Astrid seems slightly estranged from the social lives of her peers; at a dance, rejected by the boys, she asks her friend Berta to dance. When Berta tires, Astrid dances wildly on her own. Astrid is also making a name for herself in the village; her school essay was published in the local newspaper, and Astrid’s father tells her the editor is seeking an intern. “You can do this,” her father says, a reminder he repeats several more times as Astrid’s world shifts beneath her feet. At the job interview, Astrid impresses Reinhold (Thelma’s Henrik Rafaelson) with her wit, and soon enough her clerical tasks widen to include journalism. She covers a story about the village’s new railroad station, and her article prompts Reinhold to tell her “You can really write.” But Astrid also enjoys the times that Reinhold treats her as a confidant; recently widowed, and with seven children, he shares personal details about his life with her. They grow closer. Thinking to catch his eye by imitating a photo in a fashion magazine, Astrid has her hair bobbed. Holding her shorn pigtail braids in her hands, those familiar with the books see the trademark of Pippi Longstocking, a girl whose story doesn’t exist yet. But we’re also seeing more than the end of Astrid’s girlhood — this is a significant rite of passage.
At first, Astrid’s decision to enter into a romantic (and sexual) relationship with Reinhold is exhilarating. But, predictably enough, there are consequences. Reinhold, in the midst of a messy divorce from his second wife, can’t help Astrid navigate the fallout. Determined not to shame her church-going family, Astrid learns of a place girls in her situation can go, and she travels to Stockholm to attend secretarial college. She agrees to put her baby into foster care with a Danish woman named Marie (Nico 1988’s Trine Dyrholm), who lives in Copenhagen. The next two years are grueling, as Astrid must balance her desire to do the right thing with her inability to manage the complicated logistics of her life. Throughout this period of struggle, she continues to be energetic and industrious; but the light seems to have gone out of her eyes. Apart from her family, Astrid’s world has become unmoored. Again, readers will be reminded of the importance of family bonds in Lindgren’s books, as well as the many hardships her characters endure over time.
I found this to be one of the year’s most heartwarming films; it is not sentimental, but projects a profound sense of resilient joy at its heart. Director and co-writer Pernille Fischer Christensen has crafted a powerful coming of age story that is also a story of how society slowly transforms. Alba August, as Astrid, is letter-perfect, capturing the inspiring vitality of this much-loved author, especially her attempts to navigate an adult world she’s not quite ready for. Without being heavy-handed, the film also pays affecting homage to the legacy Lindgren has left behind. Being Astrid paints a brief portrait of the author’s history that suggests that her stories, of ordinary people who struggle and persevere, will serve as invaluable balms for generations yet to come.

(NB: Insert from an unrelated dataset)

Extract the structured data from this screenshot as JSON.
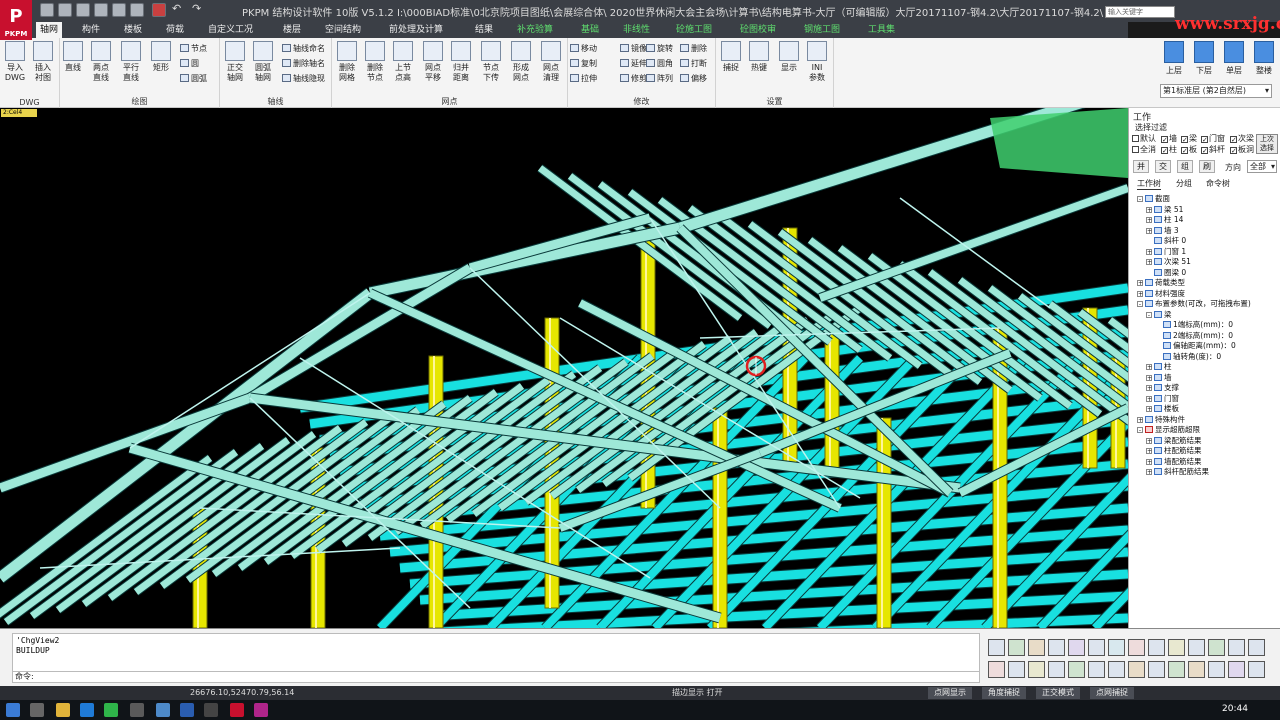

Peg Aloi is a former film critic for The Boston Phoenix. She taught film and TV studies for ten years at Emerson College. Her reviews also appear regularly online for The Orlando Weekly, Crooked Marquee, and Diabolique. Her long-running media blog “The Witching Hour” can be found at at themediawitch.com.